The run, which migrates around the city, was in Outremont this weekend. The winding route lasted about an hour and a half. The trail, set by the “Hare” beforehand, isn’t clearly marked, and hashers cooperate to find the route using a hashing language, most notably the “On, On!” hail that has become synonymous with the HHH. The trail is marked with chalk or, when the terrain is more rugged, by shredded carrots sprinkled on the snow. The run accommodates the more athletically inclined as well as those walking, with devices such as checkpoints to allow time for stragglers to catch up while false trail leads offer their fit colleagues an added opportunity to stretch their legs.
The costume for winter running typically follows a strict convention. However, in keeping with the holiday, a tartan dress-code was uniformly enforced. Having forgotten my own Robertson tartan at home, I was hospitably received with a plaid tablecloth-turned-cape to repair my foul.
Though the Montreal hashing group isn’t short on vulgarity, it claims to be of a tamer ilk than others. Said Little Big Man, “Montreal is like family. I’m having sex with one of the Montreal harriets so I always enjoy hashing there.… I don’t mean it like I enjoy having sex with family, but I consider everyone in the Montreal hash my dysfunctional siblings.”
That being said, Captain Canada explained that other chapters “such as Hogtown in Toronto, are a bit more raunchy in the ceremonial aspects of the run,” noting high levels of nudity and general bawdiness.

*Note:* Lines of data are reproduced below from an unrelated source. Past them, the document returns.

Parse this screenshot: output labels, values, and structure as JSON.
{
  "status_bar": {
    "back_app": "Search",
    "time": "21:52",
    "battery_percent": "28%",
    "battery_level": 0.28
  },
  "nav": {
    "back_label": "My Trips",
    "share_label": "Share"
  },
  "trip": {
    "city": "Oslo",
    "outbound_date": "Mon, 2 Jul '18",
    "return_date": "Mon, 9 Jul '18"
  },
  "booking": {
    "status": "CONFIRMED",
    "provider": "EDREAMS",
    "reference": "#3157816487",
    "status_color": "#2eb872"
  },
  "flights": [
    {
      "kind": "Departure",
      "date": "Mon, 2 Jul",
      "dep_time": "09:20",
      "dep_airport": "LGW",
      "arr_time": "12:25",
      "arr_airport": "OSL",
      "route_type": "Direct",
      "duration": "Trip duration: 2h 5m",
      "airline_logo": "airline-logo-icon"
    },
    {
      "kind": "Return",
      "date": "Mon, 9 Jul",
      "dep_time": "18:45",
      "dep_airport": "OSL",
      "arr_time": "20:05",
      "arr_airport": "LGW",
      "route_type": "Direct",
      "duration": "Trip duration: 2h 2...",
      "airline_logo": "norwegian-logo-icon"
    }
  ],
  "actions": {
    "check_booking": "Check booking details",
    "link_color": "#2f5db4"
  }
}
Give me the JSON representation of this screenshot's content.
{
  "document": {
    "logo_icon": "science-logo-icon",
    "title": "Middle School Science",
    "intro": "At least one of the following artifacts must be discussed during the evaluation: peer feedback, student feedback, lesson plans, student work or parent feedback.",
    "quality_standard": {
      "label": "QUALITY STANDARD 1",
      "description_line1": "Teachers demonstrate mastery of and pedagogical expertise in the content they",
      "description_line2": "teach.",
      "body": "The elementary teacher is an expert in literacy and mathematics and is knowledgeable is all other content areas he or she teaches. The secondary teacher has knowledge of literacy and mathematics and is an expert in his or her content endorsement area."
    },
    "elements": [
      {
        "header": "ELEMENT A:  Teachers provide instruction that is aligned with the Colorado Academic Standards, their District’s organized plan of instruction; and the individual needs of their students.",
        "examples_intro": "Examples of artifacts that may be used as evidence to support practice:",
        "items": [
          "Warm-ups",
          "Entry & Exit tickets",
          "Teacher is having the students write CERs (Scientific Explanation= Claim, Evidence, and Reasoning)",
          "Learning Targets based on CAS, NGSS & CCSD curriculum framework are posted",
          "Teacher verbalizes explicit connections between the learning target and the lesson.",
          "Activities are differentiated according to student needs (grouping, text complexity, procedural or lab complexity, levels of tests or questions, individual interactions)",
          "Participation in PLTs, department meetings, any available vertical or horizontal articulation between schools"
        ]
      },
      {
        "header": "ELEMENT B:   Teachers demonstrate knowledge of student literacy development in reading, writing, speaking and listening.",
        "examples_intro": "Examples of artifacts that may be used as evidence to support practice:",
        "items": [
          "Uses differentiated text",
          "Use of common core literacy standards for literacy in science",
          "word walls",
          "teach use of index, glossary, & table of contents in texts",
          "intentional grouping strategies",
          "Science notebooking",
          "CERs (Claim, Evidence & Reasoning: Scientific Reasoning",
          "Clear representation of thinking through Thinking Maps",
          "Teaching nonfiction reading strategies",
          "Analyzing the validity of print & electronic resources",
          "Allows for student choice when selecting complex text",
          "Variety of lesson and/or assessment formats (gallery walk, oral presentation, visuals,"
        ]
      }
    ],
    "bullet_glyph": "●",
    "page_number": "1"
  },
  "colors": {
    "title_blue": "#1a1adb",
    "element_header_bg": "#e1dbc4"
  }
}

Foxy Lady agrees that “the Montral hash is a family-based group, where, depending on the location, kids and dogs are welcomed,” as are walkers, joggers, runners, and even those who choose to stay at the meeting (drinking) place. “The aim of the group is to have fun and be sociable. Getting some exercise is a bonus.”
Little Big Man recounted some of his more memorable hashing experiences. “Once in Hogtown, a lady who was at the hash topless actually spoke to me. I enjoyed that…. In Puerto Vallarta, a harriet named Tits Ahoy let me and Panty Ho from Montreal each touch one of her boobs for a photo. That was fun.”
Captain Canada also highlighted the group’s social benefits. “It’s a great way to meet people and a lot of pretty good pairings have been made over the years…. The hash is a fun and noncommittal way for people, regardless of profession or affiliation, to have fun and let off steam.”
The run itself was only an indication of what would follow. After reaching the “ON-INN!” sign marking the end of the hash, the group is traditionally invited to catch their breath. More importantly, the hashers quench their thirst at the final destination, in this case the home of the hare. The proceeding “circle” ceremony requires particular hashers to perform a “down-down” surrounded by the group, during which said hasher must empty their cup or pour whatever remains onto their head, to the vocal accompaniment of, to put it mildly, animated drinking songs. Newbies should expect to take at least one “down-down” as a form of initiation, probably followed several more for other reasons or accusations such as tackiest costume, tripping on the course, or virtually any other conclusion the hashers come up with. To finish, the circle ceremony was headed up by a steaming haggis in honour of Sir Robbie Burns, as well as a poetry recital.
The hashers are a warm group eager to welcome new members. Although my initiation into the HHH was relatively tame, my experience with the hashers of Montreal is a great memory, and one I hope to repeat soon. As Captain Canada explained, however, “when done right, there is no memory of the experience at all.”
The Montreal Hash House Harriers meet every Sunday at 1 p.m. at various locations (check mhhh.ca for details); all are welcome. An approximate $7 “Hash-cash” is requested to cover beer and snacks.